The researchers discovered that ERX-41 binds to a cellular protein called lysosomal acid lipase A (LIPA). LIPA is discovered in a cell structure called the endoplasmic reticulum, an organelle that processes and folds proteins.
” For a growth cell to grow quickly, it has to produce a lot of proteins, and this produces tension on the endoplasmic reticulum,” Ahn said. “Cancer cells considerably overproduce LIPA, far more so than healthy cells. By binding to LIPA, ERX-41 jams the protein processing in the endoplasmic reticulum, which becomes bloated, resulting in cell death.”
The research study team likewise evaluated the substance in healthy mice and observed no adverse impacts.
” It took us several years to ferret out precisely which protein was being affected by ERX-41. That was the tough part. We chased numerous dead ends, however we did not give up,” Ahn said.
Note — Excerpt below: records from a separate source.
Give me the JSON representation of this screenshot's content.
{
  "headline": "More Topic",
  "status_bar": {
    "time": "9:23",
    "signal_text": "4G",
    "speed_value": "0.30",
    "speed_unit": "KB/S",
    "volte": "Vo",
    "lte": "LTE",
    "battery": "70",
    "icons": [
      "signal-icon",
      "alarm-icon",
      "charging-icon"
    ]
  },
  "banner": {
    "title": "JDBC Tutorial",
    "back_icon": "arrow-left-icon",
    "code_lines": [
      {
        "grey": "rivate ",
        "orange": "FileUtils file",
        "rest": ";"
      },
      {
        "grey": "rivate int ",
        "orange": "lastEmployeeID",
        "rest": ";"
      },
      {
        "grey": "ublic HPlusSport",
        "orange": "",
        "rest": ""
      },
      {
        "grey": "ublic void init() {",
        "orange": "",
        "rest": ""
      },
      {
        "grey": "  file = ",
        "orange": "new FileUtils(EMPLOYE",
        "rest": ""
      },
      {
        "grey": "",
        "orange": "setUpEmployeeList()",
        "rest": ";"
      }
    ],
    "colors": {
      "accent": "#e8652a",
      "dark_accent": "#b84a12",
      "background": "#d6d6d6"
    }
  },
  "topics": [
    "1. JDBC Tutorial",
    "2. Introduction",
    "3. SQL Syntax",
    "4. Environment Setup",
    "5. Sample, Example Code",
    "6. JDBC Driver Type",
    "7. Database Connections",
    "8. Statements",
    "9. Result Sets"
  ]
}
” Triple-negative breast cancer is particularly perilous– it targets females at more youthful ages; its aggressive, and its treatment-resistant. Im truly happy weve discovered something that has the possible to make a considerable difference for these clients.”
The researchers fed the compound to mice with human forms of malignant tumors, and the growths got smaller sized. The particle likewise proved effective at killing cancer cells in human tissue gathered from patients who had their growths removed.
They likewise discovered that ERX-41 is effective versus other cancer types with elevated endoplasmic reticulum stress, including hard-to-treat pancreatic and ovarian cancers and glioblastoma, the most aggressive and lethal primary brain cancer.
” As a chemist, I am somewhat isolated from clients, so this success is an opportunity for me to seem like what I do can be beneficial to society,” Ahn stated.
Reference: “Targeting LIPA independent of its lipase activity is a healing strategy in solid growths via induction of endoplasmic reticulum tension” by Xihui Liu, Suryavathi Viswanadhapalli, Shourya Kumar, Tae-Kyung Lee, Andrew Moore, Shihong Ma, Liping Chen, Michael Hsieh, Mengxing Li, Gangadhara R. Sareddy, Karla Parra, Eliot B. Blatt, Tanner C. Reese, Yuting Zhao, Annabel Chang, Hui Yan, Zhenming Xu, Uday P. Pratap, Zexuan Liu, Carlos M. Roggero, Zhenqiu Tan, Susan T. Weintraub, Yan Peng, Rajeshwar R. Tekmal, Carlos L. Arteaga, Jennifer Lippincott-Schwartz, Ratna K. Vadlamudi, Jung-Mo Ahn, and Ganesh V. Raj, 2 June 2022, Nature Cancer.DOI: 10.1038/ s43018-022-00389-8.
Ahn is a joint holder of patents issued and pending on ERX-41 and associated substances, which have been certified to the Dallas-based start-up EtiraRX, a company co-founded in 2018 by Ahn, Raj, and Vadlamudi. The business recently announced that it plans to start medical trials of ERX-41 as early as the very first quarter of 2023.
The study was moneyed by the National Cancer Institute, the Cancer Prevention and Research Institute of Texas, and The Welch Foundation.